Almost everybody working with personal data will be aware of the glut of legislation, worldwide, that is seeking to protect consumers against the abuse of their personal data.
Around the world, data laws are changing to promote the ethical use of consumer data. In many cases, corporations are responding with a focus on the security implications. Yet, data protection is about much more than security.
Data protection about much more than security
What other data management capabilities are essential to compliance/
Data profiling and discovery
“Before you secure your data, you have toBrian Boyd, IAPP (International Association of Privacy Professionals)
know your data. You have to know what data
you have, where you have it, why you have it
and how you use it”
Many organisations struggle to understand what personal data they hold, where they hold it and for what purpose. Even structured data (data stored in databases) may not be as it seems, as information is often captured in unintended places., We must also consider unstructured data (e.g. email, files, biometrics) , big data, and cloud data the problem definitely requires a specialist capability as manual approaches cannot succeed.
“What do processes have to do with data?” you may ask.
Data protection regulations such as PoPI and GDPR place limitations on the processing of personal data. A process register is a good way to understand what business processes use personal data, for what purpose, where data is stored etc. Your process register should link business processes to systems, to conditions and restrictions for lawful processing, to responsible parties, and so on.
The process register helps to define the scope and priority of your data privacy initiative
Linked to the above – what policies do you have defined for the lawful processing of data?
Most regulations limit the capture and storing of personal data to specific, agreed business purposes. Your policies help to define what data is necessary to achieve your business purpose, what additional purposes (e.g. advanced analytics or marketing) you may wish to use the data for, how long you may retain it, etc.
Data policies should stretch across enterprise siloes to ensure the needs of all business areas are considered – for example, including feedback from marketing and risk. Data policies define the ethical use of data, agree accountability, and provide a framework for engagement with new and existing customers, suppliers and staff.
Data quality and a single customer view
One of the biggest challenges facing most corporations is the need to provide data subjects with access to the information held about them.
Information is frequently scattered piece meal across multiple systems and business units, often with no real link.
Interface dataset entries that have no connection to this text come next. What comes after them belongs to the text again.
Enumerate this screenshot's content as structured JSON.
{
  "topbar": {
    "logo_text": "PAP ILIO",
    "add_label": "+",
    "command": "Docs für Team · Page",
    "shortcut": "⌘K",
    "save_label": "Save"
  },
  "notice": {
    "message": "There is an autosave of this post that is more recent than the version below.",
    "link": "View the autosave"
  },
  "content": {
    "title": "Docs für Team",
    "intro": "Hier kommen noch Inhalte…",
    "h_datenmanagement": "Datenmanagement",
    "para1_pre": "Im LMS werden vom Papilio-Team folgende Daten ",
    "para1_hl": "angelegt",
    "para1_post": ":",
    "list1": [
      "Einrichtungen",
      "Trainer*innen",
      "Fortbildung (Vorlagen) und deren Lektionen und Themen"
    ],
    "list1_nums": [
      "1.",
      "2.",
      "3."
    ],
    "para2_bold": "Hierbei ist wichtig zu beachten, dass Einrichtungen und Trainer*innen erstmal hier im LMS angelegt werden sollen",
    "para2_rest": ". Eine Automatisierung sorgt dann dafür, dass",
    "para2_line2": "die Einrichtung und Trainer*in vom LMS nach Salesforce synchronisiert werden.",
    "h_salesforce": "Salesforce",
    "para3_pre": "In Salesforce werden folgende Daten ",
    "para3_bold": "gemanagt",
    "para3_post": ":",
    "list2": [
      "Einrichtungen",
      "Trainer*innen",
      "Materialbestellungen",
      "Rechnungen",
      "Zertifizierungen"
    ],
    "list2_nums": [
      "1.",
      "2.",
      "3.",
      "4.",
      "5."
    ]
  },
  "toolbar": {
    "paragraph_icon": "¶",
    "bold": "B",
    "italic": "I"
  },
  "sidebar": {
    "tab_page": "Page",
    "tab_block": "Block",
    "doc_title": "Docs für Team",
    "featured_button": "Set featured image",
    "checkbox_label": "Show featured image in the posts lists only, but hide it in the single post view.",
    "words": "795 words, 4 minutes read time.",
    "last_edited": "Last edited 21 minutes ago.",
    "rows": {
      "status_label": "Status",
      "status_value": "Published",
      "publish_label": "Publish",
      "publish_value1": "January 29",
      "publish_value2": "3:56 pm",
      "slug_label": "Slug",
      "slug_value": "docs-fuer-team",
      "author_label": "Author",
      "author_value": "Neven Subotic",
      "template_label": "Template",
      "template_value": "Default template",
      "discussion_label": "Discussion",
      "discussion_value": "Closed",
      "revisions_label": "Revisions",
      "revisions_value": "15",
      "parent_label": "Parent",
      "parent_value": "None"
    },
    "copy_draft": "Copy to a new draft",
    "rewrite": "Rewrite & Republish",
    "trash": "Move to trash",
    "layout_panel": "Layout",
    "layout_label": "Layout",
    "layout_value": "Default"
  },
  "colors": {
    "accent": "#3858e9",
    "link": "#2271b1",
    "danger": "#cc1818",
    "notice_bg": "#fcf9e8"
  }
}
Data quality helps to link these disparate records into a consistent view that can make this requirement easier to meet. Data quality is also a requirement in its own right as data protection seeks to ensure that data subjects are not prejudiced by poor quality data
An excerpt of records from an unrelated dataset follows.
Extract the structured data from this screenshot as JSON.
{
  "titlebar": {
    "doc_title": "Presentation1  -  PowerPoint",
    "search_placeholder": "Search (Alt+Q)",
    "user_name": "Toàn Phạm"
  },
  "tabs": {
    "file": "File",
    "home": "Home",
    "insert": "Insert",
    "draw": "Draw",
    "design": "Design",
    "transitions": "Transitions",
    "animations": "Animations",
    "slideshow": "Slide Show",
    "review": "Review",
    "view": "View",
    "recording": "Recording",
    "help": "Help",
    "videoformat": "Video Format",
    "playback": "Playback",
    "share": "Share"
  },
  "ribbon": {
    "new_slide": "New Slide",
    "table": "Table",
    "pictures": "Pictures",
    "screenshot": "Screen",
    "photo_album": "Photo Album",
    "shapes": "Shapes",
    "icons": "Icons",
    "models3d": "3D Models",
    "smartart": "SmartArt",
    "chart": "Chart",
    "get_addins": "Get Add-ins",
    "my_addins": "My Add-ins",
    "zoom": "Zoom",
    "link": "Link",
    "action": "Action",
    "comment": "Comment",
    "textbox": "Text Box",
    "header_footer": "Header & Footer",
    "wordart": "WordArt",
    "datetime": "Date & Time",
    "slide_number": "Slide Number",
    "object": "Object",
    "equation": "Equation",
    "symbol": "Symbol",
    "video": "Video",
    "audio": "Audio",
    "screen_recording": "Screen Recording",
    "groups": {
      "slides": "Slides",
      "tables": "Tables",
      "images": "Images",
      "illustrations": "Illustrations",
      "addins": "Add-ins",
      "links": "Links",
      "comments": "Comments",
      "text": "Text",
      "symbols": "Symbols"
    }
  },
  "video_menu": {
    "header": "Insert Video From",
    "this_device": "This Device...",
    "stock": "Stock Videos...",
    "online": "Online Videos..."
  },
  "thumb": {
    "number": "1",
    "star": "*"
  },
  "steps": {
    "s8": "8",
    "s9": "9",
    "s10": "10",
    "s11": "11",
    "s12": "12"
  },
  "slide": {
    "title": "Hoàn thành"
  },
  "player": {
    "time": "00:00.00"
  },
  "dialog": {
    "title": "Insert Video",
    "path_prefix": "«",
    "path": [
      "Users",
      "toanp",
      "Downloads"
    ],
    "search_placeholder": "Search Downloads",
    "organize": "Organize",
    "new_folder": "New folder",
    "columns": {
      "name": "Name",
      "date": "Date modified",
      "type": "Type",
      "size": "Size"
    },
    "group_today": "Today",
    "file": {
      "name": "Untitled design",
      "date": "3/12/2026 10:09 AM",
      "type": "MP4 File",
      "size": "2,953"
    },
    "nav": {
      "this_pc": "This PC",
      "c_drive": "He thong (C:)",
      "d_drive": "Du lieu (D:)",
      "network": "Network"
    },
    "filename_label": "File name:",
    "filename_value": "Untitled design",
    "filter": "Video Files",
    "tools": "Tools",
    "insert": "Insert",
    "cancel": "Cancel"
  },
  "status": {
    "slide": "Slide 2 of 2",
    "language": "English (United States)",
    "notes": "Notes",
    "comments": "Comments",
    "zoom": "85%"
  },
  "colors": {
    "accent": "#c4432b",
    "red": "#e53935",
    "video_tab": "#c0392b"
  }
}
A key focus of most data privacy regulations is the need for accountability for personal data.
Accountability can be traced to stewardship.
Data stewards may help to define data policies, execute data sharing agreements, perform Compliance Assessments, or may be responsible for managing the consequences of a data breach.
We may not call our stewards by that name – they may be Data Owners, Data Protection Analysts, IT Security or Data Quality specialists, Line of Business Managers, or part of the Legal or Risk teams.
The data stewardship function needs to drive and coordinate the entire data protection capability.
Data governance is the foundation of compliance with data protection.